* WHAT TO DO *
Present the lines below again, exactly as they stand.

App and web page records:

▶

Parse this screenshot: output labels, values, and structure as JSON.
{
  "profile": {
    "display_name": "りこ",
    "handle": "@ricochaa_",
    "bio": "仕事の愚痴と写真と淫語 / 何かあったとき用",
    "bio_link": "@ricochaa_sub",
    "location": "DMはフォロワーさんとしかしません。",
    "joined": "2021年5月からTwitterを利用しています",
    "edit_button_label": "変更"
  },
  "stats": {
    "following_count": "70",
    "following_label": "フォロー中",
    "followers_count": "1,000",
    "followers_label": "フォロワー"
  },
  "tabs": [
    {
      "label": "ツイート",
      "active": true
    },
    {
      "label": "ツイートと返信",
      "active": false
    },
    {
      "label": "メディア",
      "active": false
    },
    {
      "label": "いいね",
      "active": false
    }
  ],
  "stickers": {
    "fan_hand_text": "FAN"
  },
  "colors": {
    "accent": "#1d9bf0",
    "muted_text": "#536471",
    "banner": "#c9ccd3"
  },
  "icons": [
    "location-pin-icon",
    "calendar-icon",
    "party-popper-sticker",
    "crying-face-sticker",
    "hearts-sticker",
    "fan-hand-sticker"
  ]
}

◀

* EXPECTED ANSWER *
Parse this screenshot: output labels, values, and structure as JSON.
{
  "profile": {
    "display_name": "りこ",
    "handle": "@ricochaa_",
    "bio": "仕事の愚痴と写真と淫語 / 何かあったとき用",
    "bio_link": "@ricochaa_sub",
    "location": "DMはフォロワーさんとしかしません。",
    "joined": "2021年5月からTwitterを利用しています",
    "edit_button_label": "変更"
  },
  "stats": {
    "following_count": "70",
    "following_label": "フォロー中",
    "followers_count": "1,000",
    "followers_label": "フォロワー"
  },
  "tabs": [
    {
      "label": "ツイート",
      "active": true
    },
    {
      "label": "ツイートと返信",
      "active": false
    },
    {
      "label": "メディア",
      "active": false
    },
    {
      "label": "いいね",
      "active": false
    }
  ],
  "stickers": {
    "fan_hand_text": "FAN"
  },
  "colors": {
    "accent": "#1d9bf0",
    "muted_text": "#536471",
    "banner": "#c9ccd3"
  },
  "icons": [
    "location-pin-icon",
    "calendar-icon",
    "party-popper-sticker",
    "crying-face-sticker",
    "hearts-sticker",
    "fan-hand-sticker"
  ]
}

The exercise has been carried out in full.